(Excerpts from an interface dataset)

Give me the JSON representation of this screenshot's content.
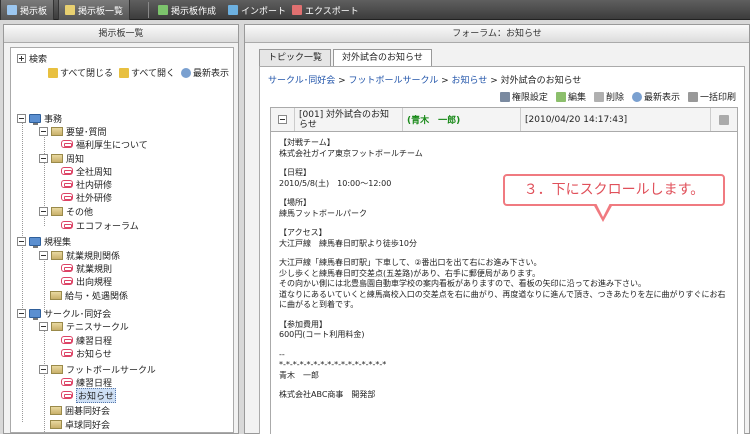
{
  "toolbar": {
    "tab1": "掲示板",
    "tab2": "掲示板一覧",
    "create": "掲示板作成",
    "import": "インポート",
    "export": "エクスポート"
  },
  "left_panel": {
    "title": "掲示板一覧",
    "search": "検索",
    "close_all": "すべて閉じる",
    "open_all": "すべて開く",
    "refresh": "最新表示",
    "tree": {
      "jimu": "事務",
      "youbou": "要望･質問",
      "fukuri": "福利厚生について",
      "shuuchi": "周知",
      "zensha": "全社周知",
      "shanai_kenshu": "社内研修",
      "shagai_kenshu": "社外研修",
      "sonota": "その他",
      "eco": "エコフォーラム",
      "kitei": "規程集",
      "shugyo_kankei": "就業規則関係",
      "shugyo": "就業規則",
      "shucchou": "出向規程",
      "kyuyo": "給与・処遇関係",
      "circle": "サークル･同好会",
      "tennis": "テニスサークル",
      "tennis_renshu": "練習日程",
      "tennis_oshirase": "お知らせ",
      "football": "フットボールサークル",
      "football_renshu": "練習日程",
      "football_oshirase": "お知らせ",
      "igo": "囲碁同好会",
      "takkyu": "卓球同好会"
    }
  },
  "right_panel": {
    "title": "フォーラム：お知らせ",
    "tab_topics": "トピック一覧",
    "tab_current": "対外試合のお知らせ",
    "breadcrumb": {
      "c1": "サークル･同好会",
      "sep": " > ",
      "c2": "フットボールサークル",
      "c3": "お知らせ",
      "c4": "対外試合のお知らせ"
    },
    "actions": {
      "permissions": "権限設定",
      "edit": "編集",
      "delete": "削除",
      "refresh": "最新表示",
      "print": "一括印刷"
    },
    "post": {
      "title_line1": "[001] 対外試合のお知",
      "title_line2": "らせ",
      "author": "(青木　一郎)",
      "date": "[2010/04/20 14:17:43]",
      "body": [
        "【対戦チーム】\n株式会社ガイア東京フットボールチーム",
        "【日程】\n2010/5/8(土)　10:00～12:00",
        "【場所】\n練馬フットボールパーク",
        "【アクセス】\n大江戸線　練馬春日町駅より徒歩10分",
        "大江戸線「練馬春日町駅」下車して、②番出口を出て右にお進み下さい。\n少し歩くと練馬春日町交差点(五差路)があり、右手に郵便局があります。\nその向かい側には北豊島園自動車学校の案内看板がありますので、看板の矢印に沿ってお進み下さい。\n道なりにあるいていくと練馬高校入口の交差点を右に曲がり、再度道なりに進んで頂き、つきあたりを左に曲がりすぐにお右に曲がると到着です。",
        "【参加費用】\n600円(コート利用料金)",
        "--\n*-*-*-*-*-*-*-*-*-*-*-*-*-*-*-*\n 青木　一郎",
        " 株式会社ABC商事　開発部"
      ]
    }
  },
  "callout": "３．下にスクロールします。",
  "colors": {
    "callout": "#f07a80",
    "link": "#2255aa",
    "author": "#1a8a1a"
  }
}
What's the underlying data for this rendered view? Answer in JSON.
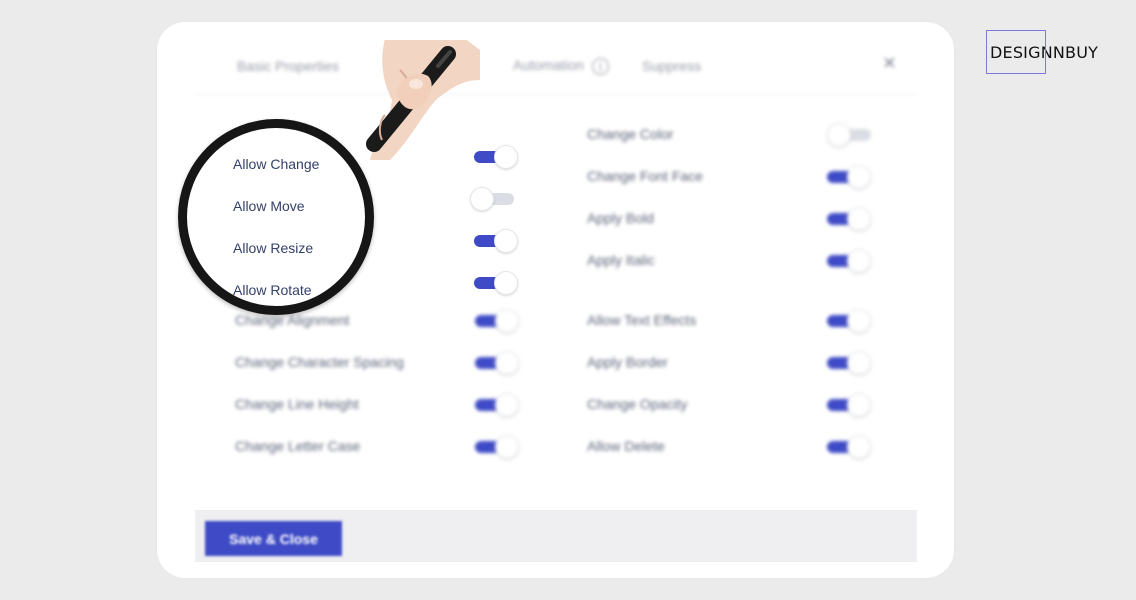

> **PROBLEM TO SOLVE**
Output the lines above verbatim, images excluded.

> **ANSWER SECTION**
Give me the JSON representation of this screenshot's content.
{
  "toolbar": {
    "tab1": "掲示板",
    "tab2": "掲示板一覧",
    "create": "掲示板作成",
    "import": "インポート",
    "export": "エクスポート"
  },
  "left_panel": {
    "title": "掲示板一覧",
    "search": "検索",
    "close_all": "すべて閉じる",
    "open_all": "すべて開く",
    "refresh": "最新表示",
    "tree": {
      "jimu": "事務",
      "youbou": "要望･質問",
      "fukuri": "福利厚生について",
      "shuuchi": "周知",
      "zensha": "全社周知",
      "shanai_kenshu": "社内研修",
      "shagai_kenshu": "社外研修",
      "sonota": "その他",
      "eco": "エコフォーラム",
      "kitei": "規程集",
      "shugyo_kankei": "就業規則関係",
      "shugyo": "就業規則",
      "shucchou": "出向規程",
      "kyuyo": "給与・処遇関係",
      "circle": "サークル･同好会",
      "tennis": "テニスサークル",
      "tennis_renshu": "練習日程",
      "tennis_oshirase": "お知らせ",
      "football": "フットボールサークル",
      "football_renshu": "練習日程",
      "football_oshirase": "お知らせ",
      "igo": "囲碁同好会",
      "takkyu": "卓球同好会"
    }
  },
  "right_panel": {
    "title": "フォーラム：お知らせ",
    "tab_topics": "トピック一覧",
    "tab_current": "対外試合のお知らせ",
    "breadcrumb": {
      "c1": "サークル･同好会",
      "sep": " > ",
      "c2": "フットボールサークル",
      "c3": "お知らせ",
      "c4": "対外試合のお知らせ"
    },
    "actions": {
      "permissions": "権限設定",
      "edit": "編集",
      "delete": "削除",
      "refresh": "最新表示",
      "print": "一括印刷"
    },
    "post": {
      "title_line1": "[001] 対外試合のお知",
      "title_line2": "らせ",
      "author": "(青木　一郎)",
      "date": "[2010/04/20 14:17:43]",
      "body": [
        "【対戦チーム】\n株式会社ガイア東京フットボールチーム",
        "【日程】\n2010/5/8(土)　10:00～12:00",
        "【場所】\n練馬フットボールパーク",
        "【アクセス】\n大江戸線　練馬春日町駅より徒歩10分",
        "大江戸線「練馬春日町駅」下車して、②番出口を出て右にお進み下さい。\n少し歩くと練馬春日町交差点(五差路)があり、右手に郵便局があります。\nその向かい側には北豊島園自動車学校の案内看板がありますので、看板の矢印に沿ってお進み下さい。\n道なりにあるいていくと練馬高校入口の交差点を右に曲がり、再度道なりに進んで頂き、つきあたりを左に曲がりすぐにお右に曲がると到着です。",
        "【参加費用】\n600円(コート利用料金)",
        "--\n*-*-*-*-*-*-*-*-*-*-*-*-*-*-*-*\n 青木　一郎",
        " 株式会社ABC商事　開発部"
      ]
    }
  },
  "callout": "３．下にスクロールします。",
  "colors": {
    "callout": "#f07a80",
    "link": "#2255aa",
    "author": "#1a8a1a"
  }
}
What's the underlying data for this rendered view? Answer in JSON.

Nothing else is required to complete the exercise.